For travelers who want to experience this amazing natural phenomenon in person, here are six must-see stops on a monarch road trip along California’s Central Coast.
1. Goleta Monarch Grove
The Goleta Monarch Grove near Santa Barbara is located on the Ellwood Mesa, a 137-acre open space with wooded terrain, trails, and beach access. The best time to see the butterflies here is mid-day after the air is warmed by the sun. Wear sturdy hiking shoes as this is a rustic natural area and you may find yourself climbing over dead trees. Look for butterflies clustered near the tops of the trees. They might look like dead leaves at first glance, so bring binoculars.
2. Ritz-Carlton Bacara
Located near the butterfly grove is the Ritz-Carlton Bacara, a luxury, pet-friendly, 358-room oceanfront resort. It’s pricey, but worth the splurge with its gorgeous beach setting, noteworthy on-site restaurant, pristine pools, and spa. You’ll find that the monarchs like it here as well. Take an afternoon stroll along the beach or linger over afternoon cocktails at an outdoor bar and you’re likely to see the butterflies darting in and out of the adjacent woodlands.
3. Monarch Butterfly Grove
About 80 miles north of Santa Barbara, right off of Highway 1, is the Monarch Butterfly Grove in Pismo Beach. It’s an easy-to-reach grove of trees surrounded by a walkway where you’re likely to see large numbers of monarchs. Docents stationed at the reserve can explain what the butterflies are up to, and there’s a small souvenir stand and a sign with the daily butterfly counts. Because the trees where the monarchs congregate are grouped closely together, it’s easy to see large clumps of butterflies here.

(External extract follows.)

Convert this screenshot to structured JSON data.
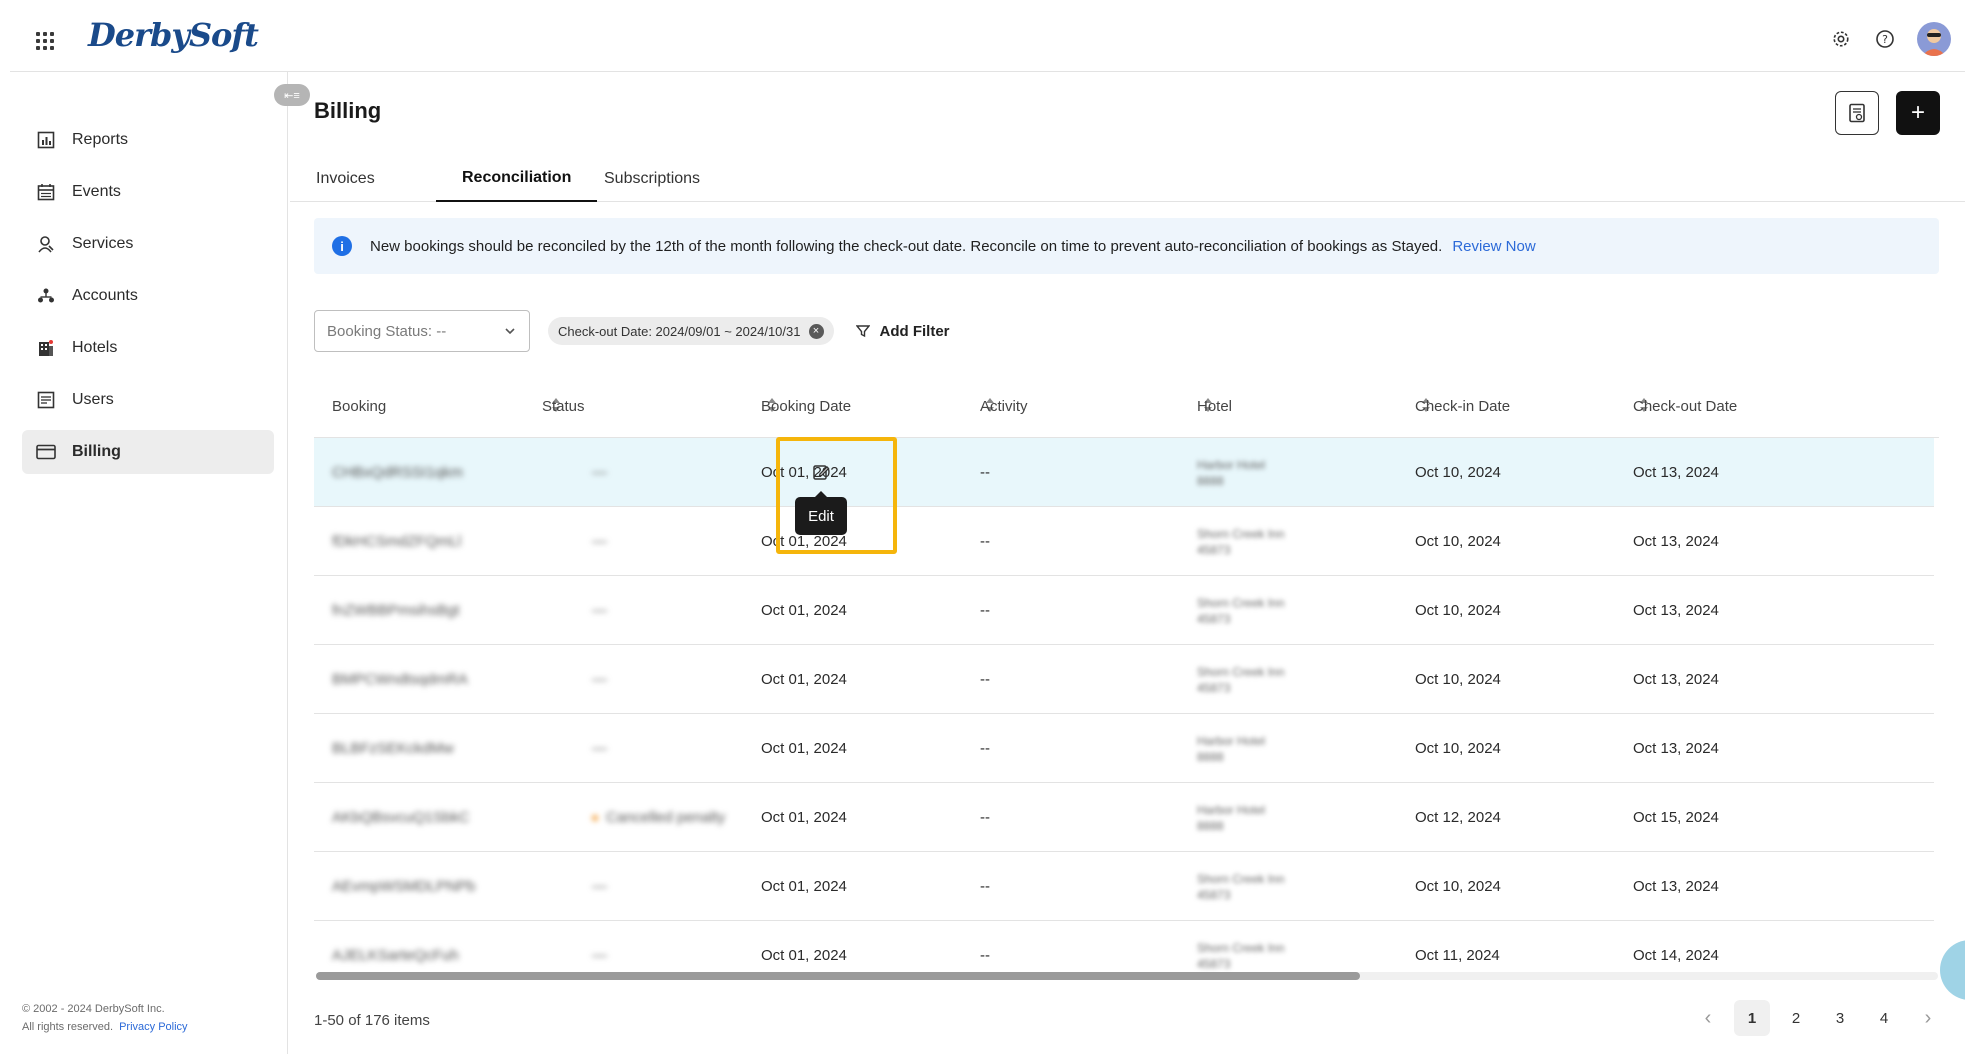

Take a walk to soak in the fresh coastal forest air at Fiscalini Ranch Preserve in Cambria, where you might spot monarchs high up in the pines. At Piedras Blancas Beach, located a few miles north, hundreds of elephant seals cavort across the beach just off the highway. These huge sea mammals play and fight, in and out of the water, mate and give birth on the sand right in front of you. If you plan to stay the night, the Cambria Pines Lodge, a 25-acre rustic resort with pet-friendly rooms and suites, is great for families. The Blue Dolphin Inn, an upscale 20-room boutique hotel downtown overlooking Moonstone Beach, is a fine spot for couples.
5. Monarch Butterfly Sanctuary
A little more than 2 hours north up the coast in Monterey County is Pacific Grove, which bills itself as “Butterfly Town, USA.” The Monarch Butterfly Sanctuary is an easily accessible spot in this quaint coastal city of Victorian homes and rocky beaches. It’s near another must-do attraction, the 17-mile Drive, which highlights spectacular scenery, including the famed Pebble Beach golf course and the 250-year-old Monterey cypress that has become one of the world’s most photographed trees.
6. Natural Bridges State Park
About 40 miles north of Pacific Grove is Natural Bridges State Park in Santa Cruz. While the butterfly grove is definitely worth a visit, this park also provides easy access to California redwoods, and is the place where surfing was first brought to the U.S. While in the area, visit the Santa Cruz Surfing Museum and learn how a trio of young Hawaiian princes in 1885 rode the waves on long planks of local redwood.